Crown prosecutors in B.C. have been instructed to follow the Supreme Court of Canada’s landmark assisted suicide case when considering charges, until the federal government passes a new law to replace the one struck down June 7.
Provincial charge assessment guidelines apply to pharmacists and nurses as well as doctors involved in assisted death cases. The guidelines say if the conditions set out in the high court decision are met, no charges should be laid.
The federal government’s new legislation was changed by the Senate this week to remove the provision that medically assisted suicide is only allowed for patients who are terminally ill.
The court ruled in February that physician-assisted death is permitted for competent adults who clearly consent to the termination of their life and have “a grievous and irremediable medical condition” including illness or disability that causes “enduring suffering that is intolerable to the individual.”
Federal Justice Minister Jody Wilson-Raybould and Health Minister Jane Philpott issued a statement urging that the Senate pass the new federal law quickly.
“There will be serious access problems for Canadian patients who want medical professionals to help them have a peaceful and dignified death, due to legal uncertainty for medical providers,” they said.
The proposed law allows doctors to opt out of assisting suicide, but requires them to refer patients to another doctor to provide what the court now considers a constitutional right.
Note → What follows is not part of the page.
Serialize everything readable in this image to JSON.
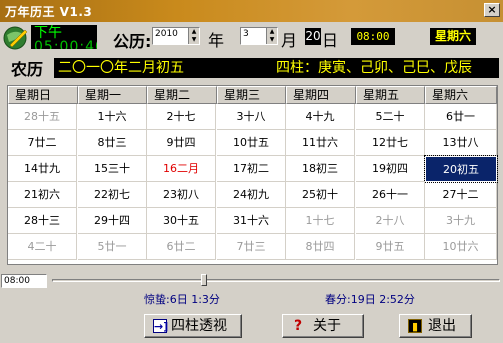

The B.C. government has told doctors to be guided by the B.C. College of Physicians and Surgeons professional standards, which require two doctors to consent that the patient is competent to request assisted suicide.